The deficiency of upstream regulators of the mitochondrial death pathway has been recently shown to trigger in vitro a cellular process of self-clearance with features of autophagy. We show here that, when Apaf1 (responsible for apoptosome formation) is downregulated in vivo in cortical precursors, cells express markers of neuronal differentiation, accumulate in ectopic cortical masses and show hallmarks of the beclin-1-dependent pathway of autophagy, probably activated by a depletion in growth factors in the cells’ microenvironment. To visualize this process in a cell culture model system, we also used a neural precursor cell line to mimic growth factor starvation in the absence of theapoptosome and tracked autophagolysosome formation. Our findings demonstrate the existence of an interplay between the autophagy and apoptosis pathways in vivo in brain development, and possibly link the absence of apoptosis to the occurrence of pathological conditions associated with peculiar cellular morphotypes.

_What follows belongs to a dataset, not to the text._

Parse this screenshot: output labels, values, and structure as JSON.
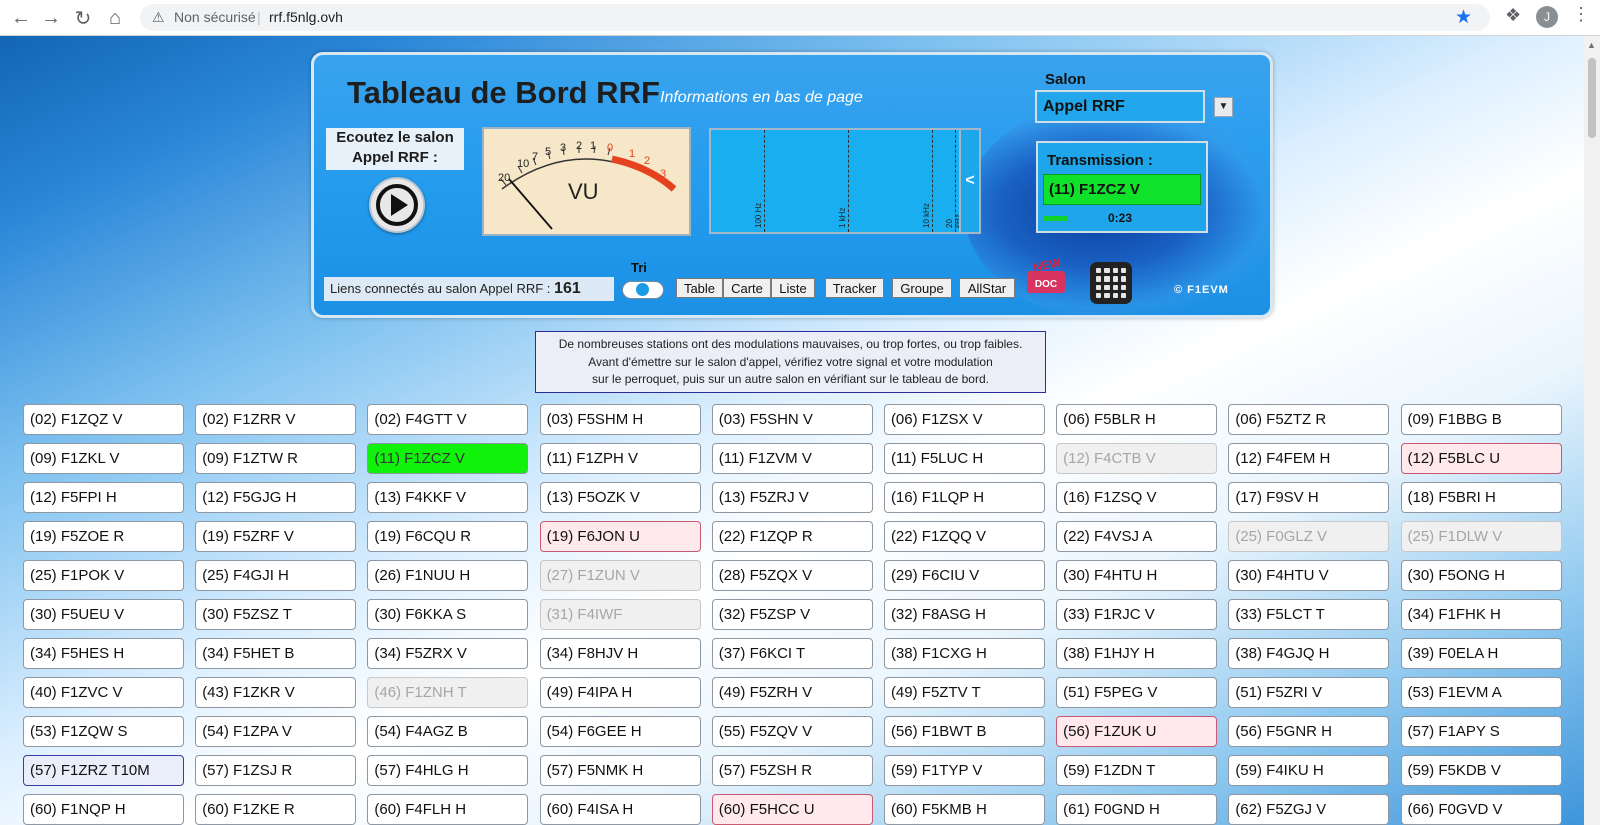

Moreno, S., Imbroglini, V., Ferraro, E., Bernardi, C., Romagnoli, A., Berrebi, A.s., et al. (2006). Apoptosome impairment during development results in activation of an autophagy program in cerebral cortex. APOPTOSIS, 11, 1595-1602 [10.1007/s10495-006-9081-4].